As in all officer-involved shootings, state investigation is underway
ANCHORAGE - The death of a 25-year-old man is at the center of a state investigation into whether Anchorage police were justified in their use of deadly force.
But to Trena Thompson, Carl Bowie III was her son. In an emailed statement, she said, "I know the world sees this 25-yr-old man with tattoos and a criminal record and conclude that he is a menace. I understand, but my son has never hurt anyone and was never violent."
Police say Bowie was violent.
He led them on a pursuit that ended at a near the intersection of 53rd Street and Windflower. Officers used their cars to pin his vehicle.
In an interview after the shooting on Tuesday, Police Chief Mark Mew said, "The implications suggest the officers were being rammed and were in danger of being killed or injured themselves."
Police fired seven rounds after they say Bowie hit two patrol cars. Three of those bullets struck him. He was pronounced dead at the scene.
His family says the shooting was unjust.
His mother wrote, "Yes he was my son, it is hard to be objective. He stole a truck and made some bad choices but he was ready to give himself up and he did not deserve to be shot to death."

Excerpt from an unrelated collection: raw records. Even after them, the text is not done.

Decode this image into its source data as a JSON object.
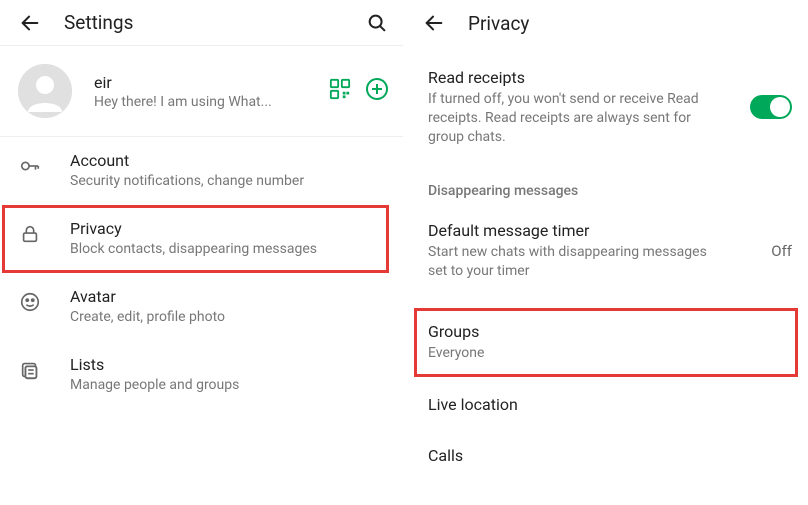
{
  "left": {
    "header_title": "Settings",
    "profile": {
      "name": "eir",
      "status": "Hey there! I am using What..."
    },
    "items": [
      {
        "title": "Account",
        "sub": "Security notifications, change number"
      },
      {
        "title": "Privacy",
        "sub": "Block contacts, disappearing messages"
      },
      {
        "title": "Avatar",
        "sub": "Create, edit, profile photo"
      },
      {
        "title": "Lists",
        "sub": "Manage people and groups"
      }
    ]
  },
  "right": {
    "header_title": "Privacy",
    "read_receipts": {
      "title": "Read receipts",
      "sub": "If turned off, you won't send or receive Read receipts. Read receipts are always sent for group chats."
    },
    "section_disappearing": "Disappearing messages",
    "default_timer": {
      "title": "Default message timer",
      "sub": "Start new chats with disappearing messages set to your timer",
      "value": "Off"
    },
    "groups": {
      "title": "Groups",
      "sub": "Everyone"
    },
    "live_location": {
      "title": "Live location"
    },
    "calls": {
      "title": "Calls"
    }
  }
}
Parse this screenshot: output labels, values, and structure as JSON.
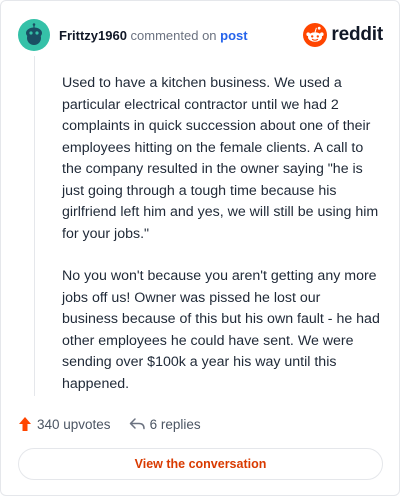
{
  "comment": {
    "username": "Frittzy1960",
    "commented_on": "commented on",
    "post_link": "post",
    "paragraphs": [
      "Used to have a kitchen business. We used a particular electrical contractor until we had 2 complaints in quick succession about one of their employees hitting on the female clients. A call to the company resulted in the owner saying \"he is just going through a tough time because his girlfriend left him and yes, we will still be using him for your jobs.\"",
      "No you won't because you aren't getting any more jobs off us! Owner was pissed he lost our business because of this but his own fault - he had other employees he could have sent. We were sending over $100k a year his way until this happened."
    ]
  },
  "brand": {
    "name": "reddit",
    "color": "#ff4500"
  },
  "stats": {
    "upvotes": "340 upvotes",
    "replies": "6 replies"
  },
  "actions": {
    "view_conversation": "View the conversation"
  },
  "colors": {
    "avatar": "#35c1a8",
    "accent": "#d93a00",
    "link": "#2563eb"
  },
  "icons": {
    "avatar": "snoo-avatar-icon",
    "brand": "reddit-logo-icon",
    "upvote": "upvote-arrow-icon",
    "reply": "reply-arrow-icon"
  }
}
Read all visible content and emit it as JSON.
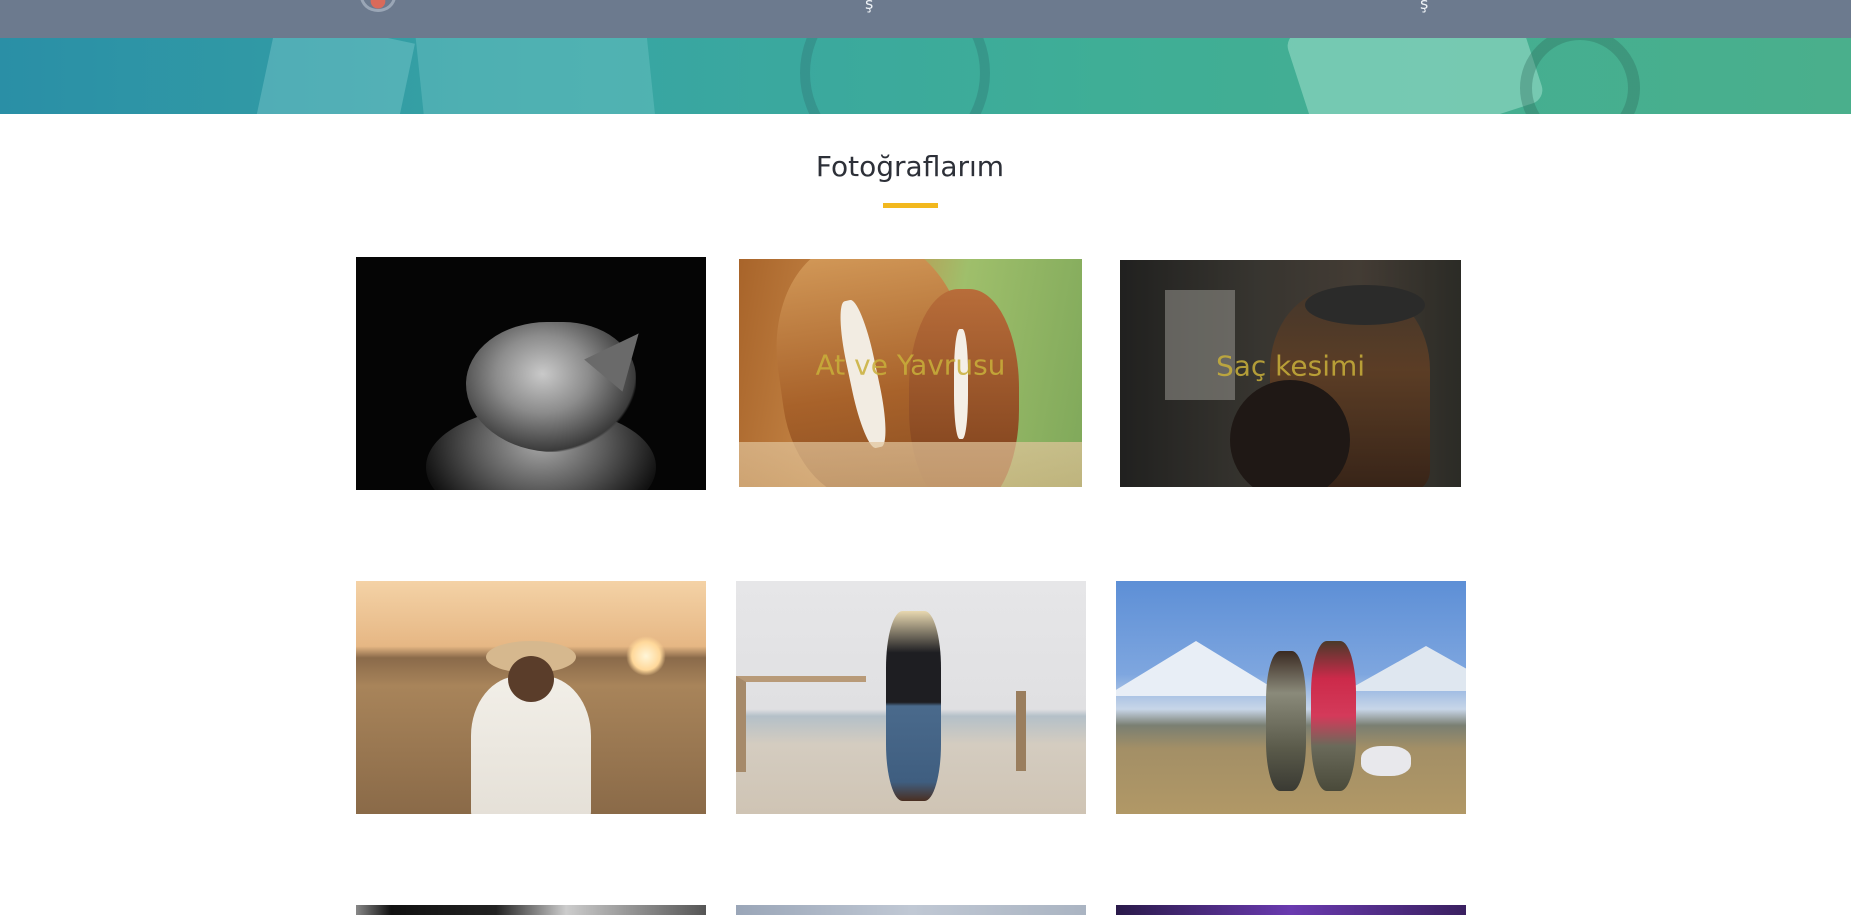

She apologized to the neighbors at the scene and the owner of the stolen truck.
Bowie leaves behind an 8-year-old daughter and 2-year-old son. Bowie's aunt wrote in an email that the girl heard about her father's death from a newscast.
In an interview on Thursday, Chief Mew said he didn't know about Bowie's kids. "Naturally, we don't like taking anybody's life. We regret the necessity to do so. I don't know that I can say more right now without explaining, I'd have to explain what happened and we're not quite at a place where we can explain what happened yet.”